======== Given records ========
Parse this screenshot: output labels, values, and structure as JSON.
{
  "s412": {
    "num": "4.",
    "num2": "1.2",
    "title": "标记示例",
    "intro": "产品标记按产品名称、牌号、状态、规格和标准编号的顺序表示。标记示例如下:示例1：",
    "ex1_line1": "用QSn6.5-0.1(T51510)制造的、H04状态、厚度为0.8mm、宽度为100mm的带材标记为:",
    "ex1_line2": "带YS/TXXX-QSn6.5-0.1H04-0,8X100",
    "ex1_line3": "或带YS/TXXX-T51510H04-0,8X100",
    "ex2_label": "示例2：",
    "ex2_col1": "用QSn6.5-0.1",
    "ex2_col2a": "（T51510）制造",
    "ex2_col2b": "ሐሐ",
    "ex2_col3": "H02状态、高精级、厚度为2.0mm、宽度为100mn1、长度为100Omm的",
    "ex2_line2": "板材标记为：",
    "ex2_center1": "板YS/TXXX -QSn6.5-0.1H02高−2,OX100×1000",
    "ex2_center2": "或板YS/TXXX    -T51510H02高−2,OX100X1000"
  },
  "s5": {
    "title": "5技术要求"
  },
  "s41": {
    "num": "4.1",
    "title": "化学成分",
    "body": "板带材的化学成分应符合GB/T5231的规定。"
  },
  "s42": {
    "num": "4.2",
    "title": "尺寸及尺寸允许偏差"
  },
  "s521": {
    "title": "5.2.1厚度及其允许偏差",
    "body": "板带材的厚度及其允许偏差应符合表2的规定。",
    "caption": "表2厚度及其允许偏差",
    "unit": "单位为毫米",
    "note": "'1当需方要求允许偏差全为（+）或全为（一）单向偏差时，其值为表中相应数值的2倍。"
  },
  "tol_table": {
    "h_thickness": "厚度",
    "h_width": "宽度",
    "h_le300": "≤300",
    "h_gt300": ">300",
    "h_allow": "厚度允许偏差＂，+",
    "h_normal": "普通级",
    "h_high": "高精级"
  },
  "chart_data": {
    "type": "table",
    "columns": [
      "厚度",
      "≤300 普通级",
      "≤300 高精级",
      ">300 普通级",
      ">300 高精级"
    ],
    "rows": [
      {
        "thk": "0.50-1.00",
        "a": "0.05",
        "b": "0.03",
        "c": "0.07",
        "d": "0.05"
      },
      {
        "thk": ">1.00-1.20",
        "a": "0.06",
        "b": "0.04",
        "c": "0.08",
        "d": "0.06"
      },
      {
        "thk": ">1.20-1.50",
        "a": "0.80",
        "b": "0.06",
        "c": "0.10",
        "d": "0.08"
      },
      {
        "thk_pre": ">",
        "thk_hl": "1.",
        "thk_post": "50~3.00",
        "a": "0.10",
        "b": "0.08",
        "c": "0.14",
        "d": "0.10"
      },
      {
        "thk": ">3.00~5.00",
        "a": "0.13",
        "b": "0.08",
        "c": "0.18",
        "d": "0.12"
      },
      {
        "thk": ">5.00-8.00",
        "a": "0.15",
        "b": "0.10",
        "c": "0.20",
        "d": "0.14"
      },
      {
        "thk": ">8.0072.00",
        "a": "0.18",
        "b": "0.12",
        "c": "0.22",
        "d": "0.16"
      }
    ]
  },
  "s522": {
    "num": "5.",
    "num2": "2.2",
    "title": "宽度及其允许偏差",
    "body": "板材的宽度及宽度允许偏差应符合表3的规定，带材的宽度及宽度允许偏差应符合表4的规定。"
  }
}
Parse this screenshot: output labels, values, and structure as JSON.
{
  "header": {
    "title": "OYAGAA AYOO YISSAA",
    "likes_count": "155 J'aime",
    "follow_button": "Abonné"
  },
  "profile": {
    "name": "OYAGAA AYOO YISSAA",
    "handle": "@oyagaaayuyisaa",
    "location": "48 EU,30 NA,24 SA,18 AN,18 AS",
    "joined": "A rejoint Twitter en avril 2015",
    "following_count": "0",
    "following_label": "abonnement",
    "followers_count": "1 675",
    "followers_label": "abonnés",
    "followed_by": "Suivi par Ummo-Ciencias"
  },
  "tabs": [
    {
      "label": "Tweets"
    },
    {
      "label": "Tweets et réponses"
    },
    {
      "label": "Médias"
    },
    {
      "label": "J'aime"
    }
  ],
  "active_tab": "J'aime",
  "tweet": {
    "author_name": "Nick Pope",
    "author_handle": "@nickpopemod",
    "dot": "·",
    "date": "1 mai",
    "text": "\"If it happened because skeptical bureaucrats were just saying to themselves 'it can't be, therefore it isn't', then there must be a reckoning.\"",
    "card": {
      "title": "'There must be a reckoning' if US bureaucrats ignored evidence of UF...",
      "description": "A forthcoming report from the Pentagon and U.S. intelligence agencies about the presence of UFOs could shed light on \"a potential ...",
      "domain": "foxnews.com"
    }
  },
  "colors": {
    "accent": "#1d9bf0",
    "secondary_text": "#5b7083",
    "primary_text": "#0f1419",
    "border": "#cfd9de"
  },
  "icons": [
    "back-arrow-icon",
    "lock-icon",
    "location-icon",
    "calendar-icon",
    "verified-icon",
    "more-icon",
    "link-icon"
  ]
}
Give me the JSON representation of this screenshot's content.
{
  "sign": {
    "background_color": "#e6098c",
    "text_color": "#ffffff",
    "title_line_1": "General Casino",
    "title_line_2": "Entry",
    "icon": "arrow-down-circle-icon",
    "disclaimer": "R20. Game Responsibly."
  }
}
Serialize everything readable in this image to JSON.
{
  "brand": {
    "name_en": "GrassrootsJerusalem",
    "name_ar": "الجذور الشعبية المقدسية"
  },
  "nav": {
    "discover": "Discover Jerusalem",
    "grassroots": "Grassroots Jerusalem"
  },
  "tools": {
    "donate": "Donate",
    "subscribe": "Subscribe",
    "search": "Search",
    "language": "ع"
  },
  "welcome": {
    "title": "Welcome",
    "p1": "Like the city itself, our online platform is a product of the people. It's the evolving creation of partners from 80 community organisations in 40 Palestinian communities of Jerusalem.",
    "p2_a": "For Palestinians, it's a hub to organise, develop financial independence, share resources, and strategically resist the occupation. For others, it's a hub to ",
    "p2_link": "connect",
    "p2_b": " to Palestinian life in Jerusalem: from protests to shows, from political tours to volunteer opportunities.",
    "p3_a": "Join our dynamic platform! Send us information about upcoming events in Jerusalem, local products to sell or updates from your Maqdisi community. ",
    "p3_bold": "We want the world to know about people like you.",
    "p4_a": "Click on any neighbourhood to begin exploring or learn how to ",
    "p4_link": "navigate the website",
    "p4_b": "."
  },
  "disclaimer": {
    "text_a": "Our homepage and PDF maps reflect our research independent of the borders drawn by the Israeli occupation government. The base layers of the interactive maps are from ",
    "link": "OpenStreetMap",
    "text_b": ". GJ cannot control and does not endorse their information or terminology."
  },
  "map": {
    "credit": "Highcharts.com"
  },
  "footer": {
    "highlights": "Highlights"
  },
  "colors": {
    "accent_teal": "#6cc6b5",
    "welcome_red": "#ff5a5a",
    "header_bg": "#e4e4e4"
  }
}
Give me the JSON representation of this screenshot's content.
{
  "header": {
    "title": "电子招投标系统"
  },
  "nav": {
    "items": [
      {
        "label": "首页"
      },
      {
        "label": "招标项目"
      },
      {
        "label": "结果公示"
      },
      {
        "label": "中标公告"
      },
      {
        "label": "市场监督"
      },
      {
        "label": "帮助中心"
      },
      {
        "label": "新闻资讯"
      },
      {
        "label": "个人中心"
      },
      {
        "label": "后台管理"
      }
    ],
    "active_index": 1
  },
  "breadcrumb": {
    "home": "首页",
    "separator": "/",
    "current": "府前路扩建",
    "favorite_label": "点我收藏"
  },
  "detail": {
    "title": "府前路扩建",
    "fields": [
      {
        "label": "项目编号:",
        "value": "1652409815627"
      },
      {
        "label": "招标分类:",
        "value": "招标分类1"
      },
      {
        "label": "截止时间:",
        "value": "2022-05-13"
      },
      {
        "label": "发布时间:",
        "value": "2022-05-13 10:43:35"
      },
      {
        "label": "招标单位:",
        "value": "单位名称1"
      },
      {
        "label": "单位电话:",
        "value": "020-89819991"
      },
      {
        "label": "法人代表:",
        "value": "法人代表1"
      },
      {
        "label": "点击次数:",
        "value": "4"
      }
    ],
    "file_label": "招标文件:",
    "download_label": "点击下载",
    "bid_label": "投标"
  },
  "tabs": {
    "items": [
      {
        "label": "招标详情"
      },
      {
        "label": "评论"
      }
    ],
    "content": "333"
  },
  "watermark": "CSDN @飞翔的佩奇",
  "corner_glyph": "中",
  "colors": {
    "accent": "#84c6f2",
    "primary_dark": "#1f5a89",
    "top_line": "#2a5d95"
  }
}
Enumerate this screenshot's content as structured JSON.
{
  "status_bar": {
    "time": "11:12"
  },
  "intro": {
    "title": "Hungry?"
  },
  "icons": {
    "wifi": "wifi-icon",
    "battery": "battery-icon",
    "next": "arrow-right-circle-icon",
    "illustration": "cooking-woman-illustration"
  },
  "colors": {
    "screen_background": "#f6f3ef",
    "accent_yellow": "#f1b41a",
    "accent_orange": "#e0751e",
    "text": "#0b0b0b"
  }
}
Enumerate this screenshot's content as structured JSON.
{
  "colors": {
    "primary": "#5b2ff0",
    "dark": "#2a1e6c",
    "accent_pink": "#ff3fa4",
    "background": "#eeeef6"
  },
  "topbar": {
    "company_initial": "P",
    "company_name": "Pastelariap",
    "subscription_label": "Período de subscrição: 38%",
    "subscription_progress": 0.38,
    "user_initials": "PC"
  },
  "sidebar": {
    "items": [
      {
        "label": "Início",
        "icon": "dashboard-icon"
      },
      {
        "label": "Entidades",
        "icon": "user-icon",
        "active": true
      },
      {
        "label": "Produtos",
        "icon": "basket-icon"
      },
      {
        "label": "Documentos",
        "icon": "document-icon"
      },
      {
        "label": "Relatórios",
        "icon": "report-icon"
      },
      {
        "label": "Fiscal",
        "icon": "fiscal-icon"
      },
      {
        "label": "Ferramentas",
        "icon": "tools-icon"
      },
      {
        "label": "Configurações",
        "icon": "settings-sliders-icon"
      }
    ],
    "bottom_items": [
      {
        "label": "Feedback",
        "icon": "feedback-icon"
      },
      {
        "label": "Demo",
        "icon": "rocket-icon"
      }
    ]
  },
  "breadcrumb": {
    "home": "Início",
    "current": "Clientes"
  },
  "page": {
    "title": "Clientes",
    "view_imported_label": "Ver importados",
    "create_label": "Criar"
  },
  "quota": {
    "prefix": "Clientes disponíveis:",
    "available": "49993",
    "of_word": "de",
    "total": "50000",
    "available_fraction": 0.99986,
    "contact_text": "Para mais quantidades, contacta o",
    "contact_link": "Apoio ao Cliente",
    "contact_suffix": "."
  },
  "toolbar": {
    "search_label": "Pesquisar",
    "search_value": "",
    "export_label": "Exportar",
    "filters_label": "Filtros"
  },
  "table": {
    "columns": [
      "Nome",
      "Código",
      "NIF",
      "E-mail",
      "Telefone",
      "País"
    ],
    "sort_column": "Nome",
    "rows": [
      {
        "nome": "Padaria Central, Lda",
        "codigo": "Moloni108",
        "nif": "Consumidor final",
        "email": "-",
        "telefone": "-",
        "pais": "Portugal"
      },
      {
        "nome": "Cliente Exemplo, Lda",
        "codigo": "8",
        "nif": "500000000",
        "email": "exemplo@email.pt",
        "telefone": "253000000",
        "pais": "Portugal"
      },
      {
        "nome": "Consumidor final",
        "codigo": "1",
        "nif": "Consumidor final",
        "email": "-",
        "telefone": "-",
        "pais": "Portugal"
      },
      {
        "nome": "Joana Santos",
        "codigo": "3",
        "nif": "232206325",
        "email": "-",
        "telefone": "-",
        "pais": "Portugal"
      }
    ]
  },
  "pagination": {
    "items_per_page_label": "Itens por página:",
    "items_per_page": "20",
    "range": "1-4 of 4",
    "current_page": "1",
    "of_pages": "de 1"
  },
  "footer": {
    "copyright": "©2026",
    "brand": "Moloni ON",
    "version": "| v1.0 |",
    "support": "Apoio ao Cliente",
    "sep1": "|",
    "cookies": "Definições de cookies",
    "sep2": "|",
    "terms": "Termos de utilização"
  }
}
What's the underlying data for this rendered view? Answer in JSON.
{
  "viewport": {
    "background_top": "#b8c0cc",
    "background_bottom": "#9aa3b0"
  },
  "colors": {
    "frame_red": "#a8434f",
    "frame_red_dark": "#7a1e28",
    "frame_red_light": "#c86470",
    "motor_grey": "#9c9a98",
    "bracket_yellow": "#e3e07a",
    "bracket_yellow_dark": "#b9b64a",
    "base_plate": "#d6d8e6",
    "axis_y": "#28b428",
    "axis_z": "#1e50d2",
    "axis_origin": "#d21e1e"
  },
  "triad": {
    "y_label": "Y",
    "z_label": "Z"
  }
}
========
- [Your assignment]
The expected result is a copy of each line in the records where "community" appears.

- [The completed task]
    "p1": "Like the city itself, our online platform is a product of the people. It's the evolving creation of partners from 80 community organisations in 40 Palestinian communities of Jerusalem.",
    "p3_a": "Join our dynamic platform! Send us information about upcoming events in Jerusalem, local products to sell or updates from your Maqdisi community. ",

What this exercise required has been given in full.